In the General Fund, the projected FY2021 deficit is driven by a loss of $129.3 million in revenue compared to the adopted FY2020 budget, but projects some growth from FY2020 end-of-year projections. The revenue projections include a continued loss of non-property tax revenue due to the ongoing economic impact of COVID-19. The County sales tax is expected to be $30.0 million (4%) below the FY2020 adopted budget level, the amusement tax is expected to be $15.5 million (39%) below adopted FY2020, and the use tax is expected to be $14.4 million (18%) below the FY2020 budget.

In addition to non-property taxes, fee revenue is also expected to decline from the FY2020 adopted budget by $22.6 million or 11.2%. Primarily, the Clerk of the Circuit Court’s revenues are projected to be $11.3 million, or 15% below the prior year budget, and the County Treasurer’s revenues are projected to be down by $10.0 million, or 25%. These projections are contingent on the Illinois Governor’s Restore Illinois Plan, based on the current assumption that the Phase 4 of COVID-19 recovery in Illinois lasts until May 2021, and Phase 5 begins in June 2021. This would allow the County to collect revenue from summer events such as sports and concerts. The County has also prepared additional revenue projections for potential worst-case and best-case scenarios related to the COVID-19 economic recovery.[3]

Two sources of revenue that were not projected to be available in FY2020 will bring in new revenue in FY2020—the cannabis tax and online sales tax. As of July 1, 2020, a 3% County tax will apply to cannabis sales in Cook County. This is projected to generate $13.9 million in revenue in FY2021. Additionally, Cook County’s sales tax will apply to online sales beginning January 1, 2021. This is expected to generate an additional $53.7 million in FY2021.

General Fund expenditures are projected to increase from the FY2020 budget by $92.9 million, or 4.8%, due to increases in employee healthcare rates, payroll increases, an increase in overtime in the public safety offices and increased contractual services and supplies costs related to COVID-19.

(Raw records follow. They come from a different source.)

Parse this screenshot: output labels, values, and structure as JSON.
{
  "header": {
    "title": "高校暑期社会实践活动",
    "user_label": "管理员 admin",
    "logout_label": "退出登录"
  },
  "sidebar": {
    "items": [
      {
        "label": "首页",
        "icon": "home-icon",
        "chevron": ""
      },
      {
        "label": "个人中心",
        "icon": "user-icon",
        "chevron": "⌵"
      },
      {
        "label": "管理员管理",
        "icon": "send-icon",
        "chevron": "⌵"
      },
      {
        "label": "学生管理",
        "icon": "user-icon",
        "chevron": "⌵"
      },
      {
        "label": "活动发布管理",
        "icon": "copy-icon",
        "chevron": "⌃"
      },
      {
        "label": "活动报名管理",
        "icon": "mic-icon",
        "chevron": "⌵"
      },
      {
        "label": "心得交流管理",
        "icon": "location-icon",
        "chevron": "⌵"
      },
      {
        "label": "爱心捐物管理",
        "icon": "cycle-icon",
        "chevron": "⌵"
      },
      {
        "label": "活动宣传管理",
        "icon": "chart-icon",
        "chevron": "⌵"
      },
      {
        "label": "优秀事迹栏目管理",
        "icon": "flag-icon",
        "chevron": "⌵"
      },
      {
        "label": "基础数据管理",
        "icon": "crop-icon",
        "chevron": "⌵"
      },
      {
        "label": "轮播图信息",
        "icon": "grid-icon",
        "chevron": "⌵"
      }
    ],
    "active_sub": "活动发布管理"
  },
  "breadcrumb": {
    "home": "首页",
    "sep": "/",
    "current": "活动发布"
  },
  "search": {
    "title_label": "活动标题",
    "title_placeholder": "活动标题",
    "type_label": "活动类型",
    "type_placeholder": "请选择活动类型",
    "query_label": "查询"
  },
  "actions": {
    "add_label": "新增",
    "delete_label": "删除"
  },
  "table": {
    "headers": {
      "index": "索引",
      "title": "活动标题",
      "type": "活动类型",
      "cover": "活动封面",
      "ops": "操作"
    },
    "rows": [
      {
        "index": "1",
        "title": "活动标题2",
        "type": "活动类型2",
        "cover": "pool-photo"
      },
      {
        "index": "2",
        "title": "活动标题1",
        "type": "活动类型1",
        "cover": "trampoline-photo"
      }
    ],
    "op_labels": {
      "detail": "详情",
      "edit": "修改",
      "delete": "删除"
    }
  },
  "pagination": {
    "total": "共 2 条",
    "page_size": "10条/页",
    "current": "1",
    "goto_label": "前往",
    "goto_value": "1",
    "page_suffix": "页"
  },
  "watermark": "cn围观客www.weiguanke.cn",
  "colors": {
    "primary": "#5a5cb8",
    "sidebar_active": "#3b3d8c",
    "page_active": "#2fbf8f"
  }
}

In the Health Fund, the projected FY2021 deficit is driven by a $592.2 million increase in expenditures over the prior year, partially offset by a $404.9 million increase in revenue. CountyCare will generate nearly enough revenue to cover the plan’s expenses, but a large deficit is expected to occur within other health system operations. The FY2021 expenditure increase is due in large part to a $480 million increase in managed care claims and contracts with third party claim administrators. Additional expenditure increases in FY2021 include a $62 million increase in salaries, a $14 million increase in overtime related to understaffing and a $12.2 million increase in employee health benefits.

The projected revenue increases in the Health Fund are driven primarily by a $341.9 million increase in managed care revenue including CountyCare and a $7.4 million increase in Medicare revenue due to an increase in membership of the Medicare Managed Care Plan. The Health Fund also expects Net Patient Service Revenue of $77.3 million, which is an additional Medicaid reimbursement from the State for the provision of graduate medical education. Revenue from private payors is projected to decrease by $21.8 million from the FY2020 budget due to continuing reductions in patient volume due to COVID-19.

The County will need to identify measures to close these projected deficits in the General and Health Funds before releasing the recommended FY2021 budget in October. 


A public hearing on the preliminary forecast was held on July 16, 2020. The Cook County Board will also hold departmental budget hearings in July. President Preckwinkle’s final budget recommendation will be presented on October 8, 2020. Members of the public can submit budget questions through the County website.


Related Links:

Cook County FY2020 Executive Budget Recommendation: Analysis and Recommendations

Cook County April Revenue Estimates Show Early Impact of COVID-19

Cook County Health Warns of “Unsustainable” Growth in Unpaid Care


[1] Information provided by Cook County Health, June 26, 2020.

[2] Information provided by Cook County Health, July 9, 2020

[3] Information provided at the Cook County Independent Revenue Forecasting Commission meeting held on July 1, 2020.